Warren Buffett’s recent announcement of his participation in five Japanese trading houses took many by surprise. Berkshire was viewed as moving terribly slow during the pandemic, with little or no reaction to the opportunities seen in the stock market.
However, Berkshire did what it knows best – invest. The move out of the United States and into Japan is just another way of obtaining diversification benefits. On one hand, Buffett reduced exposure to the USD, the world’s reserve currency. On the other hand, by adding international stocks to the portfolio, known as having a low degree of correlation with the domestic stock, Buffett adds value to the portfolio.
On top of that, the prices paid for the participation give him voting rights. Finally, Buffett began buying participations in the five trading houses way before the pandemic hit the Western world. It just shows, once again, that one should not hurry when investing.
Why Exactly Did Buffett Agree to the Japanese Investments?
Besides the reasons explained earlier, Buffett opted for a value investment at a deep discount when compared with the valuations in the United States. As a matter of fact, Berkshire’s $5 billion acquisition is more than 30% cheaper than the TOPX valuation. Moreover, on a price-to-book basis, the Japanese investments were made at a discount of 79%.
Furthermore, the five participations bought offer a dividend yield three times bigger than the S&P500 companies or twice as big as the one in the TOPIX index.
Last but not least, the five trade houses (Sumitomo, Mitsui, Mitsubishi, Marubeni, Itochu) have an average debt level of 54% and trade about eight times their EBITDA. While it looks like this is a leveraged bet, there is no corporate bankruptcy in Japan in the last two decades, and the high dividend yield justifies the value investment analysis.
Once again, Buffett did what he knows best – finding companies worth investing in, using the value investing approach.
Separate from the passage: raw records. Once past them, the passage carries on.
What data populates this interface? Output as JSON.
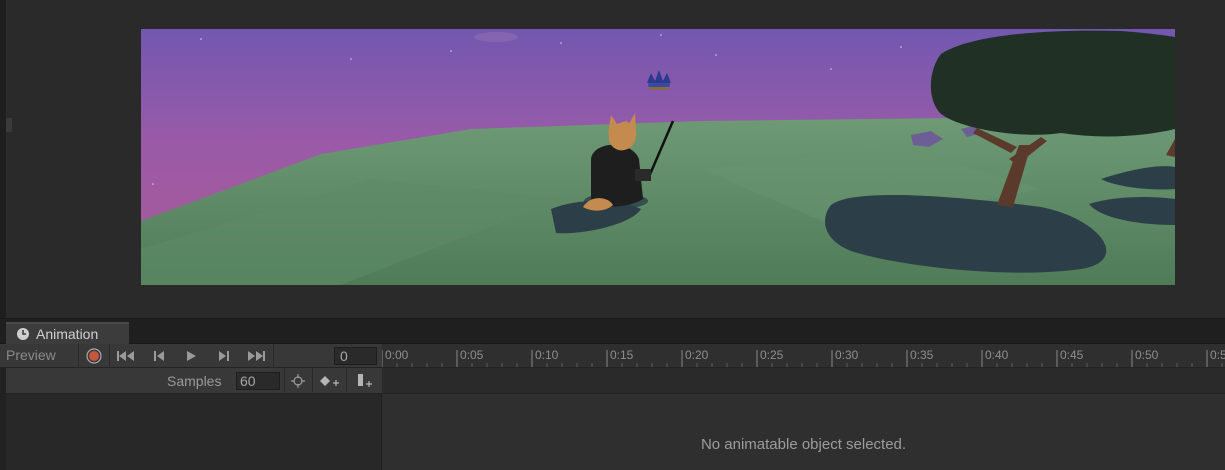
{
  "animation_tab": {
    "label": "Animation",
    "icon": "clock-icon"
  },
  "controls": {
    "preview_label": "Preview",
    "record_icon": "record-icon",
    "first_key_icon": "first-keyframe-icon",
    "prev_key_icon": "previous-keyframe-icon",
    "play_icon": "play-icon",
    "next_key_icon": "next-keyframe-icon",
    "last_key_icon": "last-keyframe-icon",
    "frame_value": "0"
  },
  "samples": {
    "label": "Samples",
    "value": "60",
    "filter_icon": "filter-by-selection-icon",
    "add_keyframe_icon": "add-keyframe-icon",
    "add_event_icon": "add-event-icon"
  },
  "timeline": {
    "labels": [
      "0:00",
      "0:05",
      "0:10",
      "0:15",
      "0:20",
      "0:25",
      "0:30",
      "0:35",
      "0:40",
      "0:45",
      "0:50",
      "0:5"
    ]
  },
  "dopesheet": {
    "message": "No animatable object selected."
  },
  "colors": {
    "record_red": "#c6573d",
    "panel_bg": "#282828",
    "toolbar_bg": "#383838"
  }
}
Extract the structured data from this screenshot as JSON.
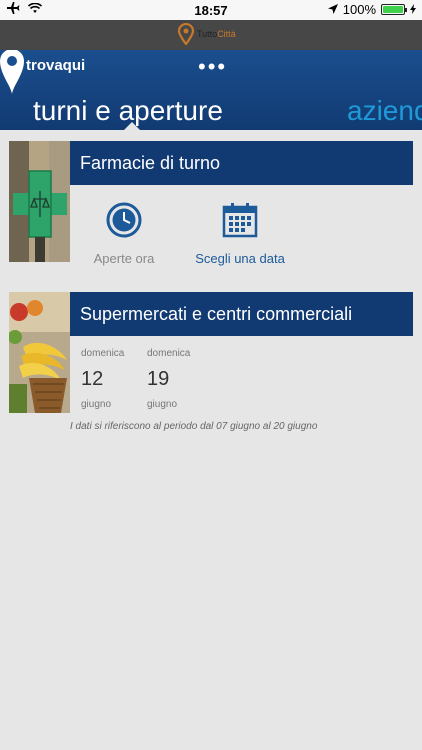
{
  "status_bar": {
    "time": "18:57",
    "battery_percent": "100%",
    "battery_level": 1.0
  },
  "brand": {
    "name_dark": "Tutto",
    "name_accent": "Città"
  },
  "nav": {
    "logo_text": "trovaqui",
    "menu": "•••",
    "active_tab": "turni e aperture",
    "next_tab": "aziende"
  },
  "pharmacies": {
    "title": "Farmacie di turno",
    "open_now_label": "Aperte ora",
    "choose_date_label": "Scegli una data"
  },
  "supermarkets": {
    "title": "Supermercati e centri commerciali",
    "days": [
      {
        "day": "domenica",
        "date": "12",
        "month": "giugno"
      },
      {
        "day": "domenica",
        "date": "19",
        "month": "giugno"
      }
    ],
    "note": "I dati si riferiscono al periodo dal 07 giugno al 20 giugno"
  },
  "colors": {
    "primary": "#113a72",
    "accent": "#1e9ad8",
    "link": "#1d5a9a",
    "muted": "#888888"
  }
}
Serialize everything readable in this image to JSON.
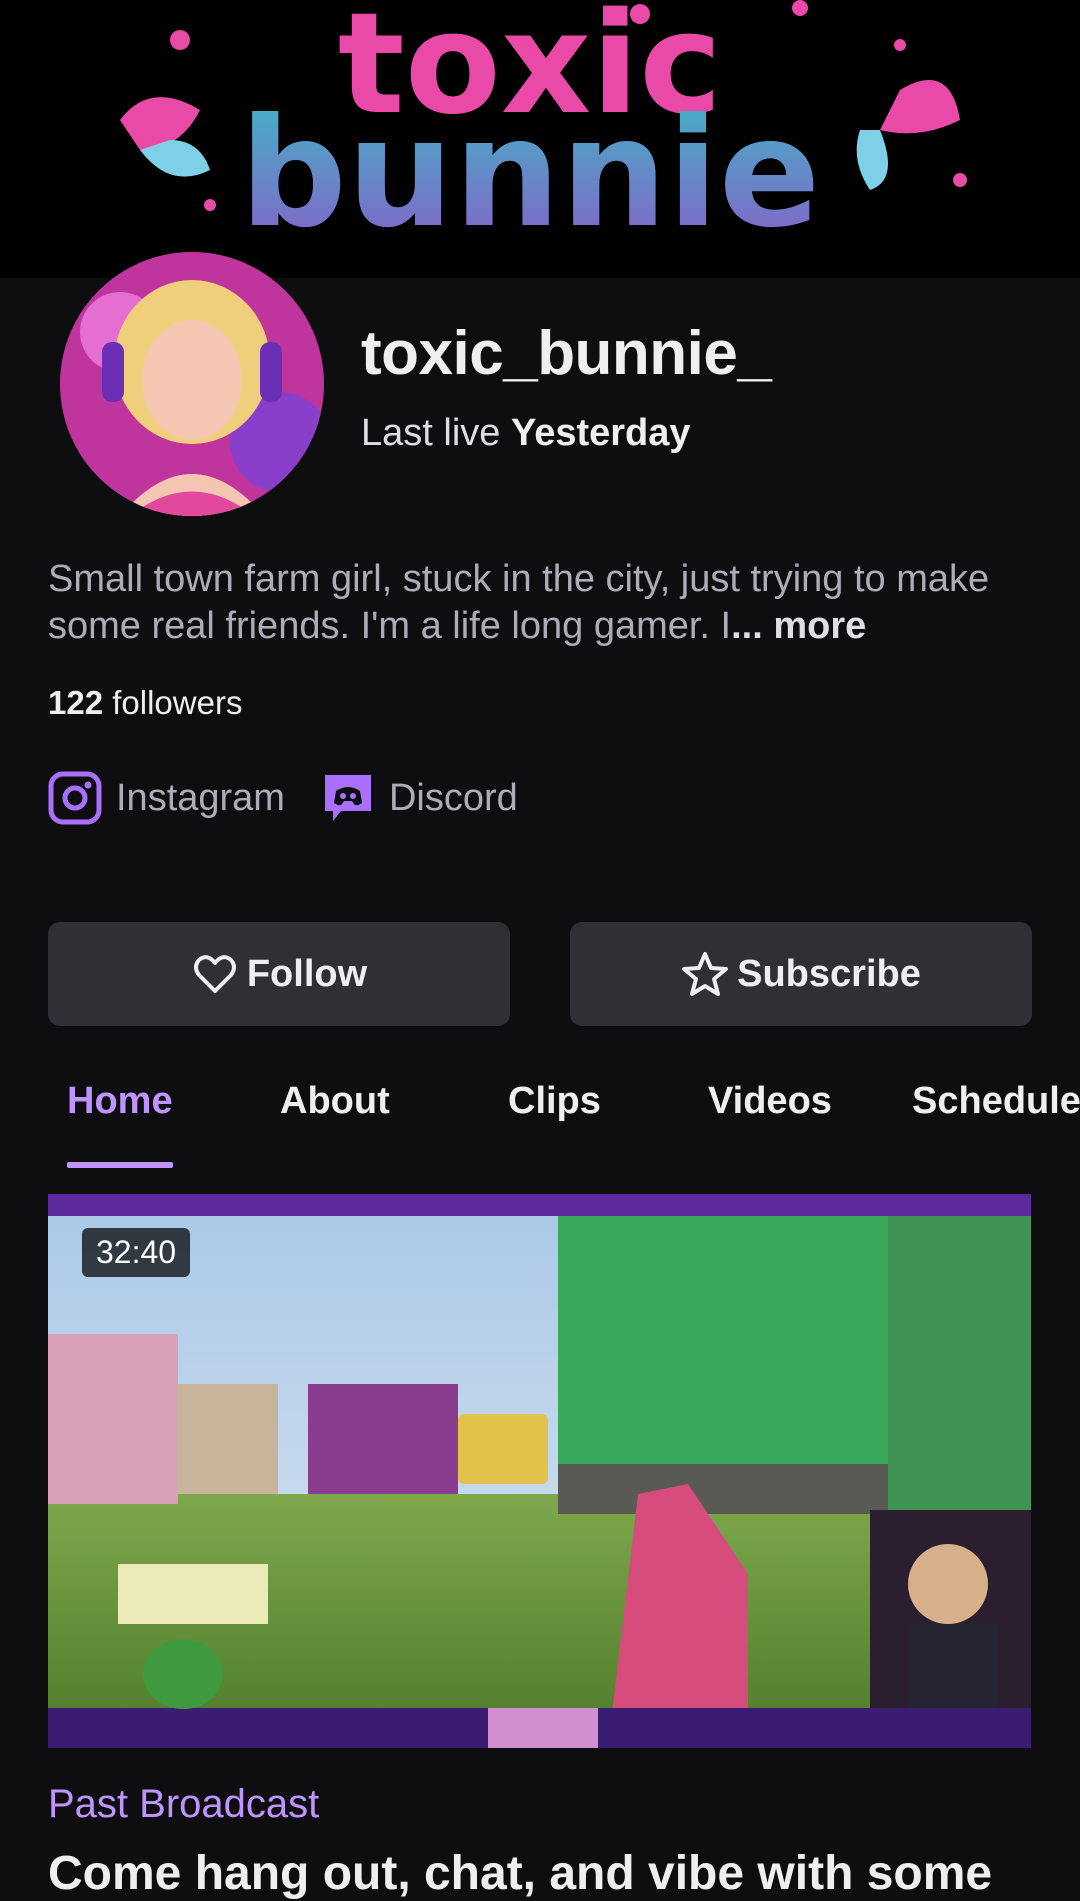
{
  "banner": {
    "logo_text_line1": "toxic",
    "logo_text_line2": "bunnie"
  },
  "profile": {
    "channel_name": "toxic_bunnie_",
    "last_live_label": "Last live",
    "last_live_value": "Yesterday",
    "bio": "Small town farm girl, stuck in the city, just trying to make some real friends. I'm a life long gamer. I",
    "bio_more": "... more",
    "followers_count": "122",
    "followers_label": "followers"
  },
  "socials": [
    {
      "label": "Instagram",
      "icon": "instagram-icon"
    },
    {
      "label": "Discord",
      "icon": "discord-icon"
    }
  ],
  "actions": {
    "follow_label": "Follow",
    "subscribe_label": "Subscribe"
  },
  "tabs": [
    {
      "label": "Home",
      "active": true
    },
    {
      "label": "About"
    },
    {
      "label": "Clips"
    },
    {
      "label": "Videos"
    },
    {
      "label": "Schedule"
    }
  ],
  "video": {
    "duration": "32:40",
    "category_label": "Past Broadcast",
    "title": "Come hang out, chat, and vibe with some"
  },
  "colors": {
    "background": "#0e0e10",
    "accent": "#bf94ff",
    "button_bg": "#2f2f35",
    "muted_text": "#adadb8"
  }
}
On top of that, he managed to diversify Berkshire’s portfolio at a time when the valuations in the United States are sky-high.
A close look at Berkshire’s stock price performance in 2020 reveals the fact that it lags other tech stocks. For instance, Tesla rose dramatically this year. As such, choosing to invest in Berkshire is only for the ones that share the same values as Buffett – scarcity, durability, long-term investing.